The Wicker Man (1973) – Original Film

You may be familiar with the 2006 remake, but I am recommending you go back to review the vastly superior original, starring Edward Woodward and Christopher Lee. Cinefantastique Magazine at the time declared it “The Citizen Kane of horror films,” and I agree. It’s an eerie film with excellent acting and a great story. It involves a strait-laced religious policeman who is sent to a remote British isle to investigate a missing girl. Things are amiss in this seemingly idyllic town.

Dark City (1998)

The line between horror and SF is often blurry (consider Alien and its sequels), so you may have missed this gem from the 90’s. The director of The Crow, Alex Proyas, takes us on a noir nightmare with wonderful special effects and acting. The actors and production values are top-notch. The actors include Rufus Sewell, Kiefer Sutherland (in one of his best roles), Jennifer Connelly, and William Hurt. It’s a heady mix of horror, mystery, and science fiction you’re sure to love!

A Portrait of Jennie (1948)

If your taste runs toward paranormal romance, I recommend The Portrait of Jennie. This well-acted film features many top actors from the time: Joseph Cotten, Jennifer Jones, Ethel Barrymore, and Lillian Gish. Cotton plays a down on his luck artist, whose career starts to change when he meets an enigmatic young woman.

Nosferatu The Vampyre (1979)

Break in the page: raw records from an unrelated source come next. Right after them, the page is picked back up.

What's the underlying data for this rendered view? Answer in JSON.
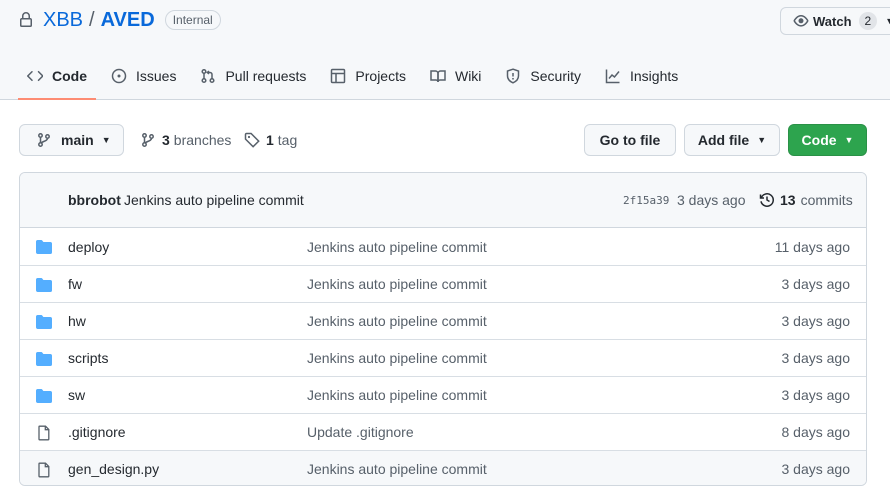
{
  "repo": {
    "owner": "XBB",
    "name": "AVED",
    "visibility": "Internal",
    "watch_label": "Watch",
    "watch_count": "2"
  },
  "tabs": [
    {
      "label": "Code",
      "icon": "code-icon"
    },
    {
      "label": "Issues",
      "icon": "issue-icon"
    },
    {
      "label": "Pull requests",
      "icon": "pull-request-icon"
    },
    {
      "label": "Projects",
      "icon": "table-icon"
    },
    {
      "label": "Wiki",
      "icon": "book-icon"
    },
    {
      "label": "Security",
      "icon": "shield-icon"
    },
    {
      "label": "Insights",
      "icon": "graph-icon"
    }
  ],
  "branch_bar": {
    "current_branch": "main",
    "branches_count": "3",
    "branches_label": "branches",
    "tags_count": "1",
    "tags_label": "tag",
    "go_to_file": "Go to file",
    "add_file": "Add file",
    "code": "Code"
  },
  "latest_commit": {
    "author": "bbrobot",
    "message": "Jenkins auto pipeline commit",
    "sha": "2f15a39",
    "ago": "3 days ago",
    "commits_count": "13",
    "commits_label": "commits"
  },
  "files": [
    {
      "name": "deploy",
      "type": "dir",
      "message": "Jenkins auto pipeline commit",
      "age": "11 days ago"
    },
    {
      "name": "fw",
      "type": "dir",
      "message": "Jenkins auto pipeline commit",
      "age": "3 days ago"
    },
    {
      "name": "hw",
      "type": "dir",
      "message": "Jenkins auto pipeline commit",
      "age": "3 days ago"
    },
    {
      "name": "scripts",
      "type": "dir",
      "message": "Jenkins auto pipeline commit",
      "age": "3 days ago"
    },
    {
      "name": "sw",
      "type": "dir",
      "message": "Jenkins auto pipeline commit",
      "age": "3 days ago"
    },
    {
      "name": ".gitignore",
      "type": "file",
      "message": "Update .gitignore",
      "age": "8 days ago"
    },
    {
      "name": "gen_design.py",
      "type": "file",
      "message": "Jenkins auto pipeline commit",
      "age": "3 days ago"
    }
  ],
  "colors": {
    "link": "#0969da",
    "folder": "#54aeff",
    "primary_button": "#2da44e",
    "active_tab_underline": "#fd8c73"
  }
}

You have probably seen the original film (if not, do so!), but you may have missed Werner Herzog’s outstanding remake. It is a stylized horror film with excellent acting and sets. Klaus Kinski and Isabelle Adjani are wonderful in the lead roles, and the rats deserve a shout-out too! (I hope they got paid union-scale wages!)

The Cabinet of Dr. Caligari (1920)

Set the Way-back Machine ™ for one hundred years ago: Following the nightmare of deaths and dashed dreams of glory experienced by Germany because of World War One (to say nothing of the other countries involved) came the genius of The Cabinet of Dr. Caligari. From the expressionistic sets to wonderfully weird characters and expressionistic acting, the film still has remarkable power to unnerve you. Incidentally, Conrad Veit, who plays the somnambulist, was later considered for the role of Dracula (ultimately given to Bela Lugosi) and still later went on to chew up scenes as Major Strasser in Casablanca. Note: I strongly recommend seeing a version with the contemporary orchestral score by Rainer Viertelboeck. Since Caligari is a silent film, music is a key component, and this soundtrack adds to the creepiness!

The supernatural always had the allure of forbidden fruit, ever since my mother refused to allow me, as a boy, to watch creature features on late night TV. She caved in. (Well, not literally.)

As a child, fresh snow provided me the opportunity to walk out onto neighbors’ lawns halfway and then make paw prints with my fingers as far as I could stretch. I would retrace the paw and boot prints, then fetch the neighbor kids and point out that someone turned into a werewolf on their front lawn. (They were skeptical.)

I have pursued many interests over the years, but the supernatural always called to me. You could say I was haunted. Finally, following the siren’s call, I wrote The Eidola Project, based on a germ of an idea I had as a teenager. Ultimately, I hope my book gives you the creeps, and I mean that in the best way possible.

Website ** Facebook

The Eidola Project

It’s 1885 and a drunk and rage-filled Nigel Pickford breaks up a phony medium’s séance. A strange twist of fate soon finds him part of a team investigating the afterlife.

The Eidola Project is an intrepid group of explorers dedicated to bringing the light of science to that which has been feared, misunderstood, and often manipulated by charlatans. They are a psychology professor, his assistant, an African-American physicist, a sideshow medium, and now a derelict, each possessing unique strengths and weaknesses.

Called to the brooding Hutchinson Estate to investigate rumored hauntings, they encounter deadly supernatural forces and a young woman driven to the brink of madness.

Will any of them survive?